assign(bv = data_timeidx.

tickDirection * data_timeidx.

size)2.

Accumulate dollar imbalance barsTo compute dollar imbalance bars, we step forward through the data, tracking the imbalance since the last sample, and take a sample whenever the magnitude of the imbalance exceeds our expectations.

The rule is expanded below.

Sample bar when:|Imbalance| ≥ Expected imbalancewhereExp.

imbalance := (Expected # of ticks per bar) * |Expected imbalance per tick|We define the imbalance for a subset of t ticks as θ[t] := ∑ b[i] * v[i] for i∈1…tLet T denote the number of ticks per bar, which is not constant.

Then, Eₒ[T] is the expected number of ticks per bar, which we estimate as the exponentially weighted moving average of T values from prior bars.

Finally, we estimate the expected imbalance per tick, Eₒ[b*v], as the exponentially weighted moving average of b[i]*v[i] values from prior bars.

Putting it all together, we must step iterate over the dataset, and take samples every T* ticks, defined asT* := argmin( t ) s.

t.

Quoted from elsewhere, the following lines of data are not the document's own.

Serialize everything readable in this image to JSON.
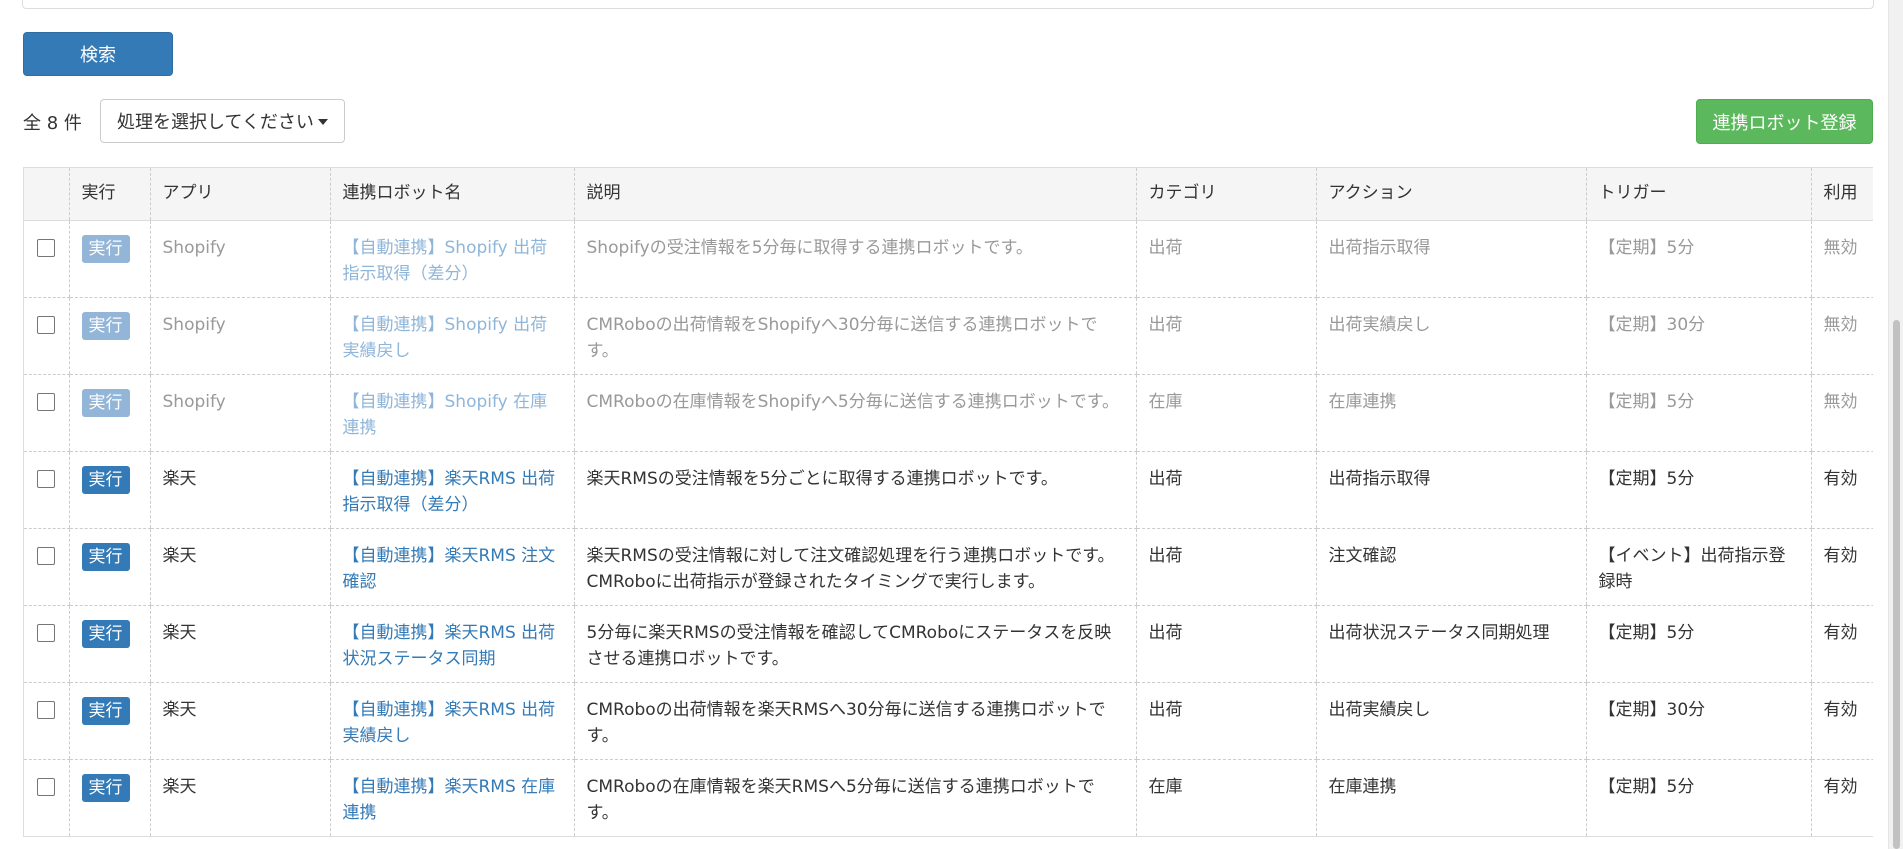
{
  "search_button": "検索",
  "total_count": "全 8 件",
  "action_select": {
    "value": "処理を選択してください"
  },
  "register_button": "連携ロボット登録",
  "columns": [
    "",
    "実行",
    "アプリ",
    "連携ロボット名",
    "説明",
    "カテゴリ",
    "アクション",
    "トリガー",
    "利用"
  ],
  "rows": [
    {
      "run": "実行",
      "app": "Shopify",
      "name": "【自動連携】Shopify 出荷指示取得（差分）",
      "desc": "Shopifyの受注情報を5分毎に取得する連携ロボットです。",
      "category": "出荷",
      "action": "出荷指示取得",
      "trigger": "【定期】5分",
      "status": "無効"
    },
    {
      "run": "実行",
      "app": "Shopify",
      "name": "【自動連携】Shopify 出荷実績戻し",
      "desc": "CMRoboの出荷情報をShopifyへ30分毎に送信する連携ロボットです。",
      "category": "出荷",
      "action": "出荷実績戻し",
      "trigger": "【定期】30分",
      "status": "無効"
    },
    {
      "run": "実行",
      "app": "Shopify",
      "name": "【自動連携】Shopify 在庫連携",
      "desc": "CMRoboの在庫情報をShopifyへ5分毎に送信する連携ロボットです。",
      "category": "在庫",
      "action": "在庫連携",
      "trigger": "【定期】5分",
      "status": "無効"
    },
    {
      "run": "実行",
      "app": "楽天",
      "name": "【自動連携】楽天RMS 出荷指示取得（差分）",
      "desc": "楽天RMSの受注情報を5分ごとに取得する連携ロボットです。",
      "category": "出荷",
      "action": "出荷指示取得",
      "trigger": "【定期】5分",
      "status": "有効"
    },
    {
      "run": "実行",
      "app": "楽天",
      "name": "【自動連携】楽天RMS 注文確認",
      "desc": "楽天RMSの受注情報に対して注文確認処理を行う連携ロボットです。 CMRoboに出荷指示が登録されたタイミングで実行します。",
      "category": "出荷",
      "action": "注文確認",
      "trigger": "【イベント】出荷指示登録時",
      "status": "有効"
    },
    {
      "run": "実行",
      "app": "楽天",
      "name": "【自動連携】楽天RMS 出荷状況ステータス同期",
      "desc": "5分毎に楽天RMSの受注情報を確認してCMRoboにステータスを反映させる連携ロボットです。",
      "category": "出荷",
      "action": "出荷状況ステータス同期処理",
      "trigger": "【定期】5分",
      "status": "有効"
    },
    {
      "run": "実行",
      "app": "楽天",
      "name": "【自動連携】楽天RMS 出荷実績戻し",
      "desc": "CMRoboの出荷情報を楽天RMSへ30分毎に送信する連携ロボットです。",
      "category": "出荷",
      "action": "出荷実績戻し",
      "trigger": "【定期】30分",
      "status": "有効"
    },
    {
      "run": "実行",
      "app": "楽天",
      "name": "【自動連携】楽天RMS 在庫連携",
      "desc": "CMRoboの在庫情報を楽天RMSへ5分毎に送信する連携ロボットです。",
      "category": "在庫",
      "action": "在庫連携",
      "trigger": "【定期】5分",
      "status": "有効"
    }
  ]
}
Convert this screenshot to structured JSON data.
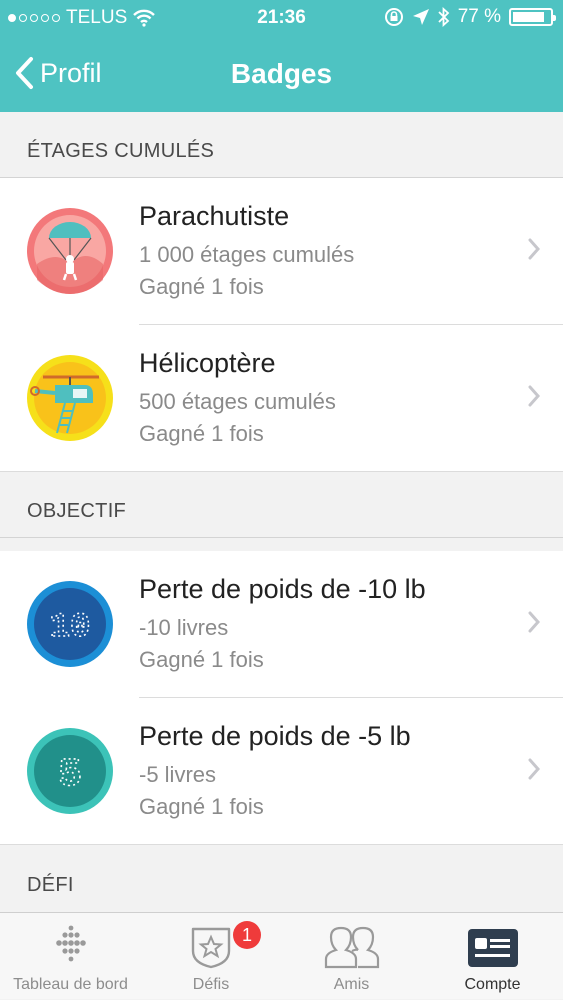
{
  "status_bar": {
    "carrier": "TELUS",
    "time": "21:36",
    "battery": "77 %",
    "battery_level": 0.77
  },
  "nav": {
    "back_label": "Profil",
    "title": "Badges"
  },
  "sections": [
    {
      "header": "ÉTAGES CUMULÉS",
      "items": [
        {
          "title": "Parachutiste",
          "subtitle": "1 000 étages cumulés",
          "earned": "Gagné 1 fois",
          "icon": "parachute-badge-icon"
        },
        {
          "title": "Hélicoptère",
          "subtitle": "500 étages cumulés",
          "earned": "Gagné 1 fois",
          "icon": "helicopter-badge-icon"
        }
      ]
    },
    {
      "header": "OBJECTIF",
      "items": [
        {
          "title": "Perte de poids de -10 lb",
          "subtitle": "-10 livres",
          "earned": "Gagné 1 fois",
          "icon": "weight-loss-10-badge-icon",
          "badge_text": "10"
        },
        {
          "title": "Perte de poids de -5 lb",
          "subtitle": "-5 livres",
          "earned": "Gagné 1 fois",
          "icon": "weight-loss-5-badge-icon",
          "badge_text": "5"
        }
      ]
    },
    {
      "header": "DÉFI",
      "items": []
    }
  ],
  "tabbar": {
    "tabs": [
      {
        "label": "Tableau de bord",
        "icon": "dashboard-dots-icon",
        "active": false
      },
      {
        "label": "Défis",
        "icon": "star-shield-icon",
        "active": false,
        "badge": "1"
      },
      {
        "label": "Amis",
        "icon": "friends-icon",
        "active": false
      },
      {
        "label": "Compte",
        "icon": "account-card-icon",
        "active": true
      }
    ]
  },
  "colors": {
    "header": "#4ec3c2",
    "notification": "#ef3b3b"
  }
}
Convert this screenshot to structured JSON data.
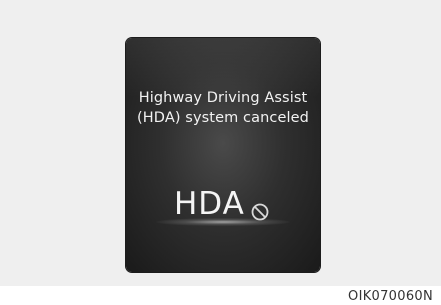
{
  "display": {
    "message_line1": "Highway Driving Assist",
    "message_line2": "(HDA) system canceled",
    "indicator_text": "HDA",
    "indicator_icon": "cancel-circle-slash-icon"
  },
  "figure_code": "OIK070060N",
  "colors": {
    "background": "#efefef",
    "screen": "#2f2f2f",
    "text": "#f2f2f2"
  }
}
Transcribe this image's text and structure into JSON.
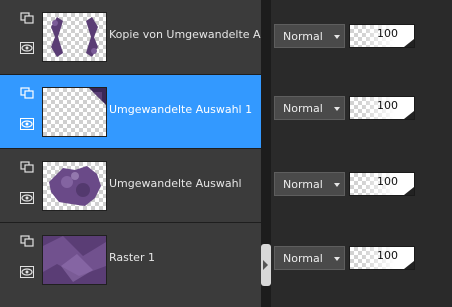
{
  "layers": [
    {
      "name": "Kopie von Umgewandelte Au",
      "blend_mode": "Normal",
      "opacity": "100",
      "selected": false,
      "visible": true
    },
    {
      "name": "Umgewandelte Auswahl 1",
      "blend_mode": "Normal",
      "opacity": "100",
      "selected": true,
      "visible": true
    },
    {
      "name": "Umgewandelte Auswahl",
      "blend_mode": "Normal",
      "opacity": "100",
      "selected": false,
      "visible": true
    },
    {
      "name": "Raster 1",
      "blend_mode": "Normal",
      "opacity": "100",
      "selected": false,
      "visible": true
    }
  ],
  "colors": {
    "panel": "#3b3b3b",
    "selected": "#3399ff",
    "background": "#2a2a2a",
    "thumbnail_purple": "#5a3d75"
  },
  "icons": [
    "layer-link-icon",
    "eye-icon",
    "dropdown-arrow-icon"
  ]
}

|θ[t]| ≥ Eₒ[T] * |Eₒ[b*v]|Important caveats of this procedure:At the start, we don’t have any previous bars to base our estimates on, so we must come up with initial values for computing the first threshold.

As the algorithm accumulates more bars, the EWMA estimates “forget” the initial values in favor of more recent ones.

Make sure you set a high enough initial values so that the algorithm has a chance to “warm up” the estimates.

The algorithm can be quite sensitive to the hyperparameters used for EWMA.

Because there is no straightforward way to get the same number of bars as in the previous demos, we will just pick the most convenient/reasonable hyperparameters.

With that in mind, let’s put the logic into code.

I use a fast implementation of EWMA sourced from stackexchange.

from fast_ewma import _ewmaabs_Ebv_init = np.

abs(data_signed_flow['bv'].

mean())E_T_init = 500000 # 500000 ticks to warm updef compute_Ts(bvs, E_T_init, abs_Ebv_init): Ts, i_s = [], [] i_prev, E_T, abs_Ebv = 0, E_T_init, abs_Ebv_init n = bvs.

shape[0] bvs_val = bvs.

values.

astype(np.

float64) abs_thetas, thresholds = np.

zeros(n), np.

zeros(n) abs_thetas[0], cur_theta = np.

abs(bvs_val[0]), bvs_val[0] for i in range(1, n): cur_theta += bvs_val[i] abs_theta = np.

abs(cur_theta) abs_thetas[i] = abs_theta threshold = E_T * abs_Ebv thresholds[i] = threshold if abs_theta >= threshold: cur_theta = 0 Ts.

append(np.

float64(i – i_prev)) i_s.

append(i) i_prev = i E_T = _ewma(np.

array(Ts), window=np.

int64(len(Ts)))[-1] abs_Ebv = np.

abs( _ewma(bvs_val[:i], window=np.

int64(E_T_init * 3))[-1] ) # window of 3 bars return Ts, abs_thetas, thresholds, i_sTs, abs_thetas, thresholds, i_s = compute_Ts(data_signed_flow.

bv, E_T_init, abs_Ebv_init)Let’s plot |θ[t]| and the imbalance threshold (Eₒ[T] * |Eₒ[b*v]|) to see what’s going on.

Threshold vs.

magnitude of imbalanceSeems like the sampling frequency is high near where the upward trend picks up and and also near where that same trend reverses.

Before we can visualize the bars, we need to group the ticks accordingly.

Aggregate the ticks into groups based on computed boundariesn = data_signed_flow.

shape[0]i_iter = iter(i_s + [n])i_cur = i_iter.

__next__()grpId = np.

zeros(n)for i in range(1, n): if i <= i_cur: grpId[i] = grpId[i-1] else: grpId[i] = grpId[i-1] + 1 i_cur = i_iter.

__next__()Putting it all together: Dollar Imbalance Barsdata_dollar_imb_grp = data_signed_flow.

assign(grpId = grpId)data_dollar_imb_vwap = data_dollar_imb_grp.

groupby('grpId').

apply(compute_vwap).

vwapDollar imbalance barsWe see that DIBs tend to sample when a change in trend is detected.

It can be interpreted as DIBs containing the same amount of information about trend changes, which may help us to develop a model for trend following.

SummaryWe’ve used a trade book dataset to compute time, tick, dollar, volume, and dollar imbalance bars on a BTC swap contract.

Each alternative approach tells a slightly different story, and each has advantages that depend on the market microstructure and particular use cases.

To explore this further, consider measuring the statistical properties of each bar series such as kurtosis and serial correlation to see which bars would be easier to model with an ML algorithm.

I hope you enjoyed this demo and please reach out if you catch a mistake or have any questions!.. More details